What to work on
The reply should contain every entry exactly as given, with no pictures in it.

Records
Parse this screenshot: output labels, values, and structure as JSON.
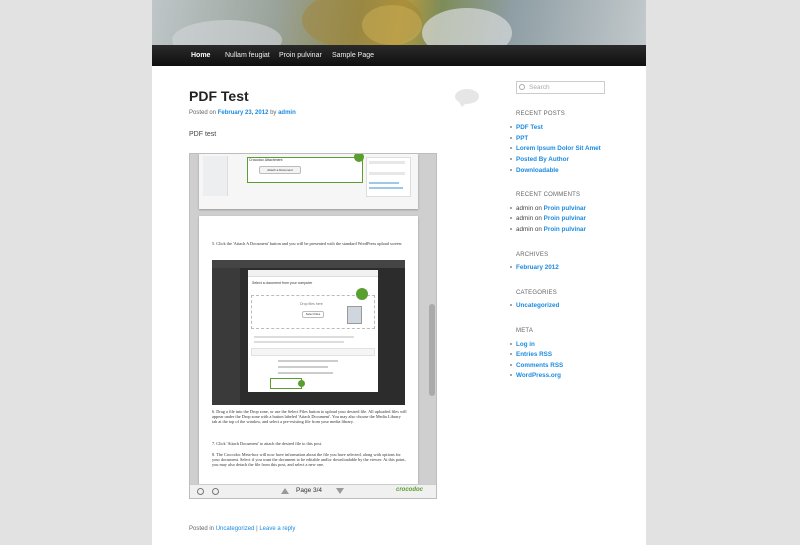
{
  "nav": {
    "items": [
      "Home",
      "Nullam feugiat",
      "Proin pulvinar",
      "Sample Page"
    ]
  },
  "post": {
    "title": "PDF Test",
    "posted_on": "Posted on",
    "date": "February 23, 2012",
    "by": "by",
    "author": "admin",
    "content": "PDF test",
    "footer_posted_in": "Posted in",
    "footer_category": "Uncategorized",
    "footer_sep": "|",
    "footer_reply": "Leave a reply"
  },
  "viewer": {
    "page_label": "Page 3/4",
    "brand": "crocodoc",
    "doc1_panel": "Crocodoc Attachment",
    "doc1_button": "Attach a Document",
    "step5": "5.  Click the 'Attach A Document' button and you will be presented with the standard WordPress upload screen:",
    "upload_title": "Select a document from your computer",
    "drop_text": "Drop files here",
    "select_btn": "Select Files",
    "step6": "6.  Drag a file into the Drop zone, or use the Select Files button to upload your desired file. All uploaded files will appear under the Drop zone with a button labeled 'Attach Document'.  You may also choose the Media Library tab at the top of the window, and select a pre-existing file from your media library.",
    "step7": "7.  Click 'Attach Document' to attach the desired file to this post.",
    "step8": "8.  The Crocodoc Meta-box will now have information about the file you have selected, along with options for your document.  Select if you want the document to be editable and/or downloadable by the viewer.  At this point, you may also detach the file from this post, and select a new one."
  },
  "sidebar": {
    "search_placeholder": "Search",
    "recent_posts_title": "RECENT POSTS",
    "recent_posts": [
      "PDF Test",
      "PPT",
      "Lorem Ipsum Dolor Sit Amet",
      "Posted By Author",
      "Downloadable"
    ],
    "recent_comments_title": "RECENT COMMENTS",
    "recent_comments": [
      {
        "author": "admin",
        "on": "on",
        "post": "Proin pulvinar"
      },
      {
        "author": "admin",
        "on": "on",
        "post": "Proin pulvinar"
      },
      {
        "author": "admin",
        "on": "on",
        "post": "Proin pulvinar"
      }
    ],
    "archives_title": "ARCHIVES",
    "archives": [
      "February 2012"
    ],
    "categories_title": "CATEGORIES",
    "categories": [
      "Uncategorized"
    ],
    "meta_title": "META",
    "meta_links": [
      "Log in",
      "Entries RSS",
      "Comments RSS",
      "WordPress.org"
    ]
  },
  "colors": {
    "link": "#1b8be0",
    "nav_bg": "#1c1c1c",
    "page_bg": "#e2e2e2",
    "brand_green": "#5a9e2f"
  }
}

Solution for this exercise
Parse this screenshot: output labels, values, and structure as JSON.
{
  "nav": {
    "items": [
      "Home",
      "Nullam feugiat",
      "Proin pulvinar",
      "Sample Page"
    ]
  },
  "post": {
    "title": "PDF Test",
    "posted_on": "Posted on",
    "date": "February 23, 2012",
    "by": "by",
    "author": "admin",
    "content": "PDF test",
    "footer_posted_in": "Posted in",
    "footer_category": "Uncategorized",
    "footer_sep": "|",
    "footer_reply": "Leave a reply"
  },
  "viewer": {
    "page_label": "Page 3/4",
    "brand": "crocodoc",
    "doc1_panel": "Crocodoc Attachment",
    "doc1_button": "Attach a Document",
    "step5": "5.  Click the 'Attach A Document' button and you will be presented with the standard WordPress upload screen:",
    "upload_title": "Select a document from your computer",
    "drop_text": "Drop files here",
    "select_btn": "Select Files",
    "step6": "6.  Drag a file into the Drop zone, or use the Select Files button to upload your desired file. All uploaded files will appear under the Drop zone with a button labeled 'Attach Document'.  You may also choose the Media Library tab at the top of the window, and select a pre-existing file from your media library.",
    "step7": "7.  Click 'Attach Document' to attach the desired file to this post.",
    "step8": "8.  The Crocodoc Meta-box will now have information about the file you have selected, along with options for your document.  Select if you want the document to be editable and/or downloadable by the viewer.  At this point, you may also detach the file from this post, and select a new one."
  },
  "sidebar": {
    "search_placeholder": "Search",
    "recent_posts_title": "RECENT POSTS",
    "recent_posts": [
      "PDF Test",
      "PPT",
      "Lorem Ipsum Dolor Sit Amet",
      "Posted By Author",
      "Downloadable"
    ],
    "recent_comments_title": "RECENT COMMENTS",
    "recent_comments": [
      {
        "author": "admin",
        "on": "on",
        "post": "Proin pulvinar"
      },
      {
        "author": "admin",
        "on": "on",
        "post": "Proin pulvinar"
      },
      {
        "author": "admin",
        "on": "on",
        "post": "Proin pulvinar"
      }
    ],
    "archives_title": "ARCHIVES",
    "archives": [
      "February 2012"
    ],
    "categories_title": "CATEGORIES",
    "categories": [
      "Uncategorized"
    ],
    "meta_title": "META",
    "meta_links": [
      "Log in",
      "Entries RSS",
      "Comments RSS",
      "WordPress.org"
    ]
  },
  "colors": {
    "link": "#1b8be0",
    "nav_bg": "#1c1c1c",
    "page_bg": "#e2e2e2",
    "brand_green": "#5a9e2f"
  }
}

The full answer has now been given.